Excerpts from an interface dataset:
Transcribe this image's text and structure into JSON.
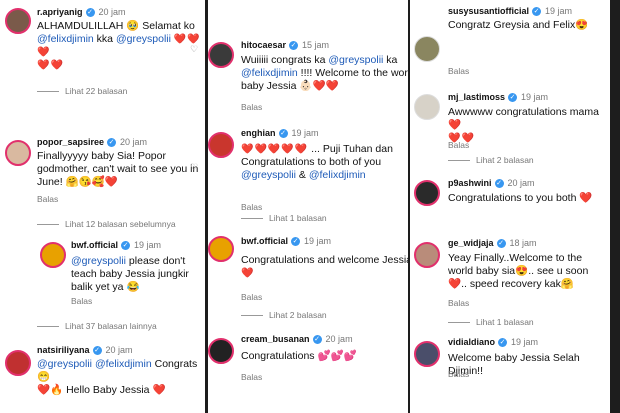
{
  "col1": {
    "c1": {
      "user": "r.apriyanig",
      "time": "20 jam",
      "text_a": "ALHAMDULILLAH 🥹 Selamat ko",
      "mention1": "@felixdjimin",
      "text_b": " kka ",
      "mention2": "@greyspolii",
      "hearts": "❤️❤️❤️",
      "reply": "Balas"
    },
    "more1": "Lihat 22 balasan",
    "c2": {
      "user": "popor_sapsiree",
      "time": "20 jam",
      "text": "Finallyyyyy baby Sia! Popor godmother, can't wait to see you in June! 🤗😘🥰❤️",
      "reply": "Balas"
    },
    "more2": "Lihat 12 balasan sebelumnya",
    "c3": {
      "user": "bwf.official",
      "time": "19 jam",
      "mention": "@greyspolii",
      "text": " please don't teach baby Jessia jungkir balik yet ya 😂",
      "reply": "Balas"
    },
    "more3": "Lihat 37 balasan lainnya",
    "c4": {
      "user": "natsiriliyana",
      "time": "20 jam",
      "mention1": "@greyspolii",
      "mention2": "@felixdjimin",
      "text_a": " Congrats 😁",
      "text_b": "❤️🔥 Hello Baby Jessia ❤️"
    }
  },
  "col2": {
    "c1": {
      "user": "hitocaesar",
      "time": "15 jam",
      "text_a": "Wuiiiii congrats ka ",
      "mention1": "@greyspolii",
      "text_b": " ka ",
      "mention2": "@felixdjimin",
      "text_c": " !!!! Welcome to the wor",
      "text_d": "baby Jessia 👶🏻❤️❤️",
      "reply": "Balas"
    },
    "c2": {
      "user": "enghian",
      "time": "19 jam",
      "hearts": "❤️❤️❤️❤️❤️",
      "text_a": " ... Puji Tuhan dan Congratulations to both of you",
      "mention1": "@greyspolii",
      "text_b": " & ",
      "mention2": "@felixdjimin",
      "reply": "Balas"
    },
    "more1": "Lihat 1 balasan",
    "c3": {
      "user": "bwf.official",
      "time": "19 jam",
      "text": "Congratulations and welcome Jessia",
      "hearts": "❤️",
      "reply": "Balas"
    },
    "more2": "Lihat 2 balasan",
    "c4": {
      "user": "cream_busanan",
      "time": "20 jam",
      "text": "Congratulations 💕💕💕",
      "reply": "Balas"
    }
  },
  "col3": {
    "c1": {
      "user": "susysusantiofficial",
      "time": "19 jam",
      "text": "Congratz Greysia and Felix😍",
      "reply": "Balas"
    },
    "c2": {
      "user": "mj_lastimoss",
      "time": "19 jam",
      "text": "Awwwww congratulations mama ❤️",
      "hearts": "❤️❤️",
      "reply": "Balas"
    },
    "more1": "Lihat 2 balasan",
    "c3": {
      "user": "p9ashwini",
      "time": "20 jam",
      "text": "Congratulations to you both ❤️",
      "reply": "Balas"
    },
    "c4": {
      "user": "ge_widjaja",
      "time": "18 jam",
      "text": "Yeay Finally..Welcome to the world baby sia😍.. see u soon❤️.. speed recovery kak🤗",
      "reply": "Balas"
    },
    "more2": "Lihat 1 balasan",
    "c5": {
      "user": "vidialdiano",
      "time": "19 jam",
      "text": "Welcome baby Jessia Selah Djimin!!",
      "reply": "Balas"
    }
  },
  "colors": {
    "mention": "#1e5bb8",
    "badge": "#3897f0",
    "heart": "#d41b2c"
  }
}
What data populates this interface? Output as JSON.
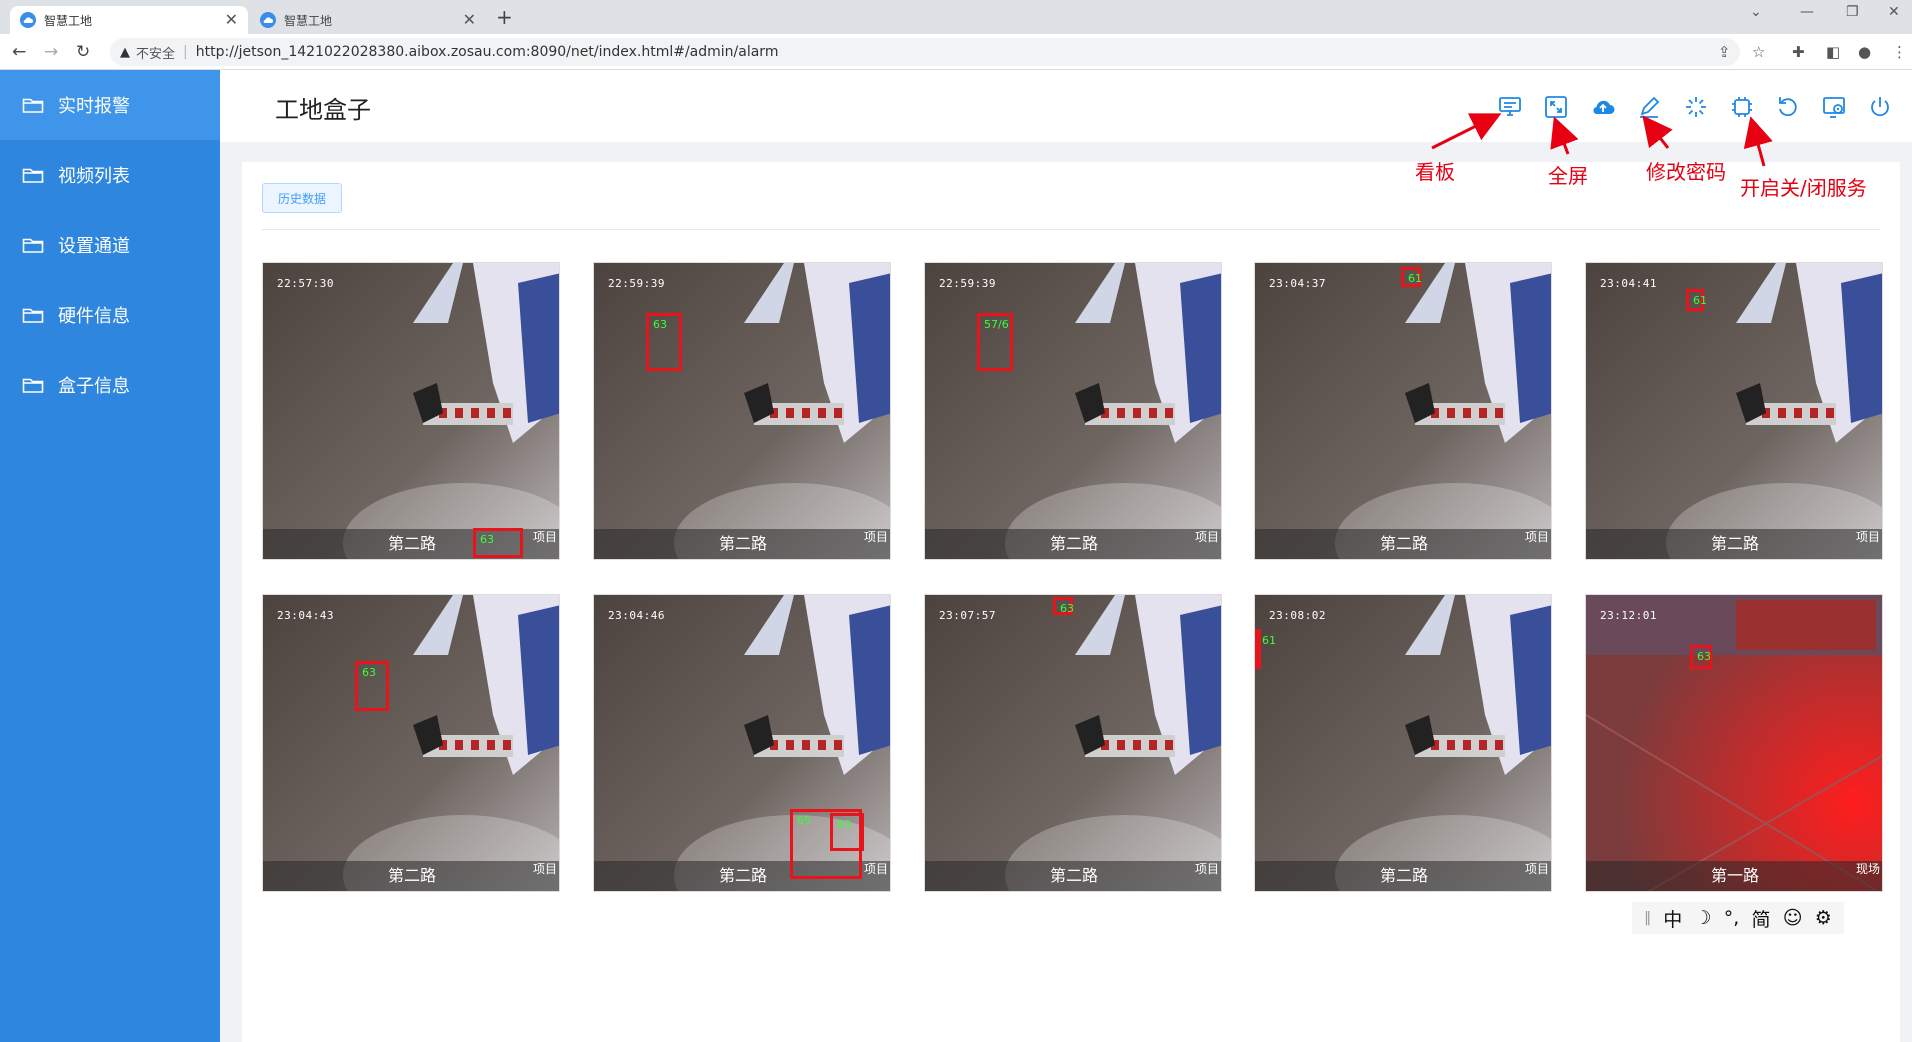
{
  "browser": {
    "tabs": [
      {
        "title": "智慧工地",
        "close": "✕"
      },
      {
        "title": "智慧工地",
        "close": "✕"
      }
    ],
    "new_tab": "+",
    "security_label": "不安全",
    "url": "http://jetson_1421022028380.aibox.zosau.com:8090/net/index.html#/admin/alarm"
  },
  "sidebar": {
    "items": [
      {
        "label": "实时报警"
      },
      {
        "label": "视频列表"
      },
      {
        "label": "设置通道"
      },
      {
        "label": "硬件信息"
      },
      {
        "label": "盒子信息"
      }
    ]
  },
  "header": {
    "title": "工地盒子",
    "icons": [
      "dashboard-icon",
      "fullscreen-icon",
      "upload-cloud-icon",
      "edit-password-icon",
      "loading-icon",
      "chip-icon",
      "restart-icon",
      "settings-monitor-icon",
      "power-icon"
    ]
  },
  "main": {
    "history_button": "历史数据",
    "cards": [
      {
        "time": "22:57:30",
        "channel": "第二路",
        "corner": "项目"
      },
      {
        "time": "22:59:39",
        "channel": "第二路",
        "corner": "项目"
      },
      {
        "time": "22:59:39",
        "channel": "第二路",
        "corner": "项目"
      },
      {
        "time": "23:04:37",
        "channel": "第二路",
        "corner": "项目"
      },
      {
        "time": "23:04:41",
        "channel": "第二路",
        "corner": "项目"
      },
      {
        "time": "23:04:43",
        "channel": "第二路",
        "corner": "项目"
      },
      {
        "time": "23:04:46",
        "channel": "第二路",
        "corner": "项目"
      },
      {
        "time": "23:07:57",
        "channel": "第二路",
        "corner": "项目"
      },
      {
        "time": "23:08:02",
        "channel": "第二路",
        "corner": "项目"
      },
      {
        "time": "23:12:01",
        "channel": "第一路",
        "corner": "现场"
      }
    ],
    "detections": [
      {
        "score": "63"
      },
      {
        "score": "63"
      },
      {
        "score": "57/6"
      },
      {
        "score": "61"
      },
      {
        "score": "61"
      },
      {
        "score": "63"
      },
      {
        "score": "65"
      },
      {
        "score": "63"
      },
      {
        "score": "61"
      },
      {
        "score": "63"
      }
    ]
  },
  "annotations": {
    "dashboard": "看板",
    "fullscreen": "全屏",
    "password": "修改密码",
    "service": "开启关/闭服务"
  },
  "ime_toolbar": {
    "items": [
      "中",
      "☽",
      "°,",
      "简",
      "☺",
      "⚙"
    ]
  },
  "colors": {
    "sidebar": "#2e86de",
    "accent": "#1e88e5",
    "annotation": "#e60012",
    "bbox": "#e8141c"
  }
}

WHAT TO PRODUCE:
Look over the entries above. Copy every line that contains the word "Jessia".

RESPONSE AREA:
      "text": " please don't teach baby Jessia jungkir balik yet ya 😂",
      "text_b": "❤️🔥 Hello Baby Jessia ❤️"
      "text_d": "baby Jessia 👶🏻❤️❤️",
      "text": "Congratulations and welcome Jessia",
      "text": "Welcome baby Jessia Selah Djimin!!",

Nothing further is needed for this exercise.